Can a Korean character, with Korean concerns and a Korean family be a main character in American fiction? Both this book and Eleanor & Park have half-Korean kids as protagonists, with one foot ethnically in Korean territory and yet the entire rest of their identity rooted in middle America. Even Re Jane's character is half-Korean, her Korean link orphaned since her infancy. Yes, she struggles slightly with her Korean self, and she sometimes uses Korean words to describe her family in Queens, but overall she could be anyone. She leans to converse fluently, and becomes intimate, literally, with the white, educated elite.
I'm not complaining, just wondering what is possible here. Are these authors creating half-Korean characters to physically manifest the experience of being a hyphenated identity? Or is it crutch to appeal to more of the American audience? I'm currently writing a book that involves Korean themes and Korean characters, and I've struggled with this myself.

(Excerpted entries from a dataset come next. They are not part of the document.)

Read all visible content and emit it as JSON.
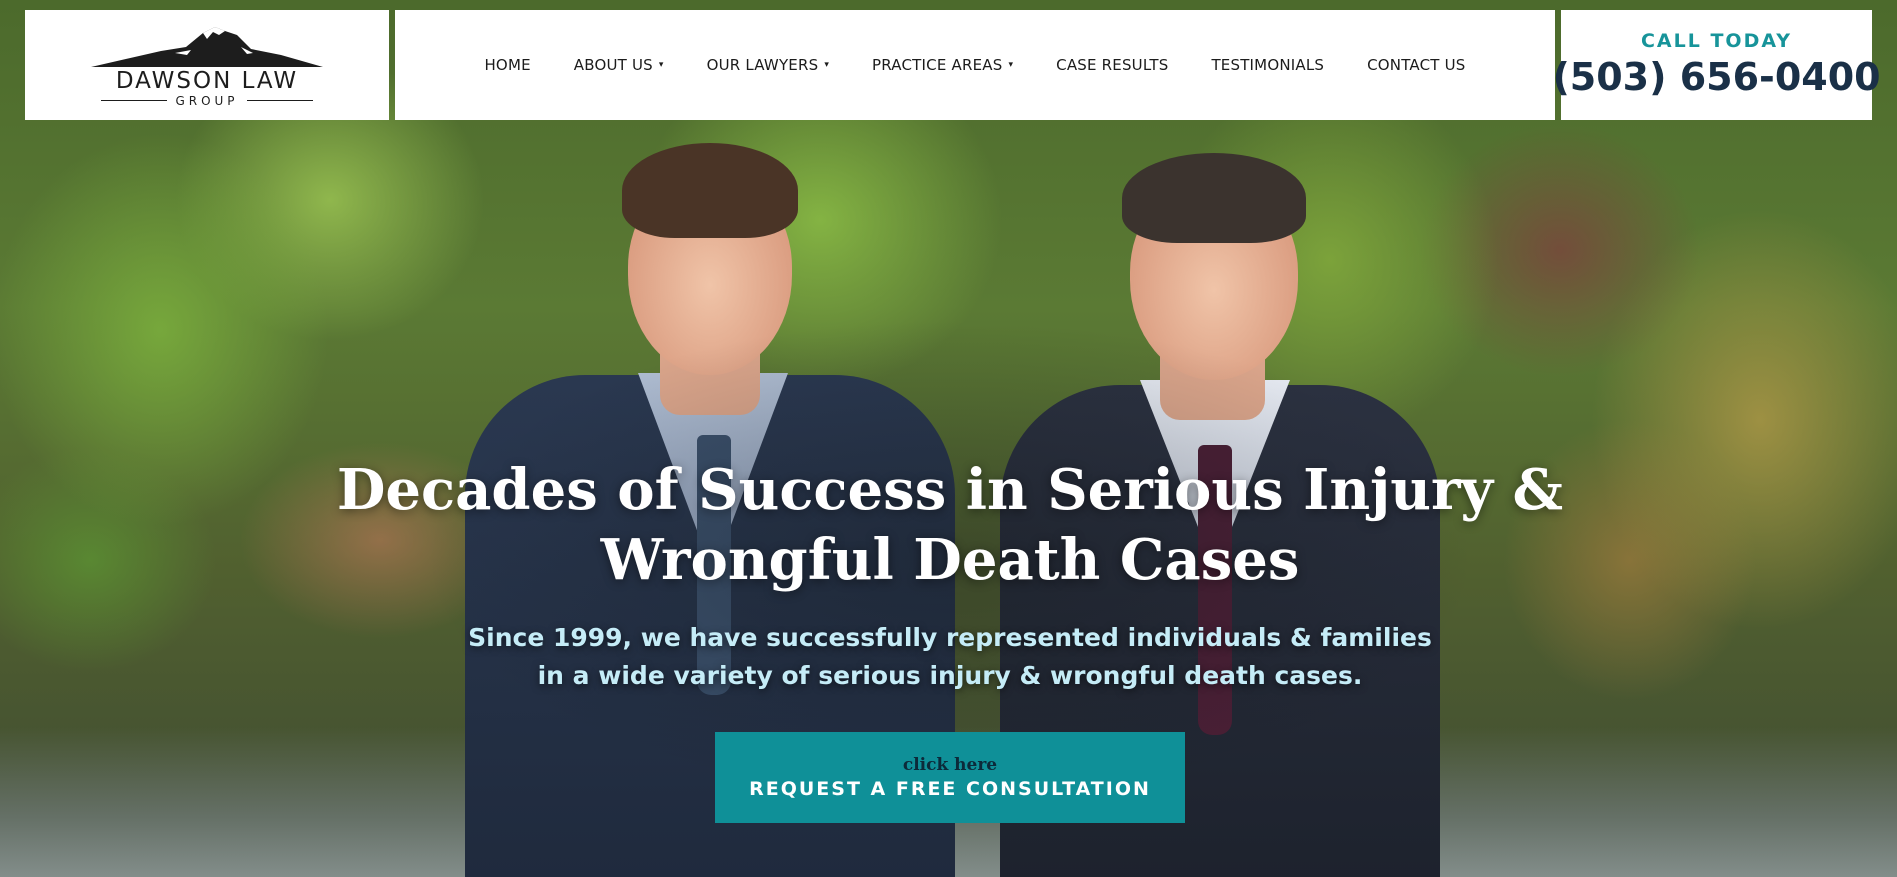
{
  "brand": {
    "name": "DAWSON LAW",
    "subtitle": "GROUP"
  },
  "nav": {
    "items": [
      {
        "label": "HOME",
        "has_dropdown": false
      },
      {
        "label": "ABOUT US",
        "has_dropdown": true
      },
      {
        "label": "OUR LAWYERS",
        "has_dropdown": true
      },
      {
        "label": "PRACTICE AREAS",
        "has_dropdown": true
      },
      {
        "label": "CASE RESULTS",
        "has_dropdown": false
      },
      {
        "label": "TESTIMONIALS",
        "has_dropdown": false
      },
      {
        "label": "CONTACT US",
        "has_dropdown": false
      }
    ],
    "caret": "▾"
  },
  "call": {
    "label": "CALL TODAY",
    "phone": "(503) 656-0400"
  },
  "hero": {
    "title_line1": "Decades of Success in Serious Injury &",
    "title_line2": "Wrongful Death Cases",
    "sub_line1": "Since 1999, we have successfully represented individuals & families",
    "sub_line2": "in a wide variety of serious injury & wrongful death cases.",
    "cta_small": "click here",
    "cta_main": "REQUEST A FREE CONSULTATION"
  },
  "colors": {
    "accent": "#0f9098",
    "call_label": "#17949a",
    "phone": "#1a3047",
    "hero_sub": "#c5ecf7",
    "header_bg": "#ffffff"
  },
  "icons": [
    "mountain-logo-icon",
    "dropdown-caret-icon"
  ]
}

Maybe the "acceptance" of Asian protagonists in literature is like the acceptance of black actors and actresses in American media - something that happens in gradated shades of transition.
And that makes me wonder - must the acceptance of a racialized main character in literature come before the acceptance of a racialized main character in visual media? After all, literature is half-blind, in a sense.
That's all to say, this book was really cute and I thoroughly enjoyed it, even though the plot seemed to be a bit cliche when I first started and the writing a bit simplistic.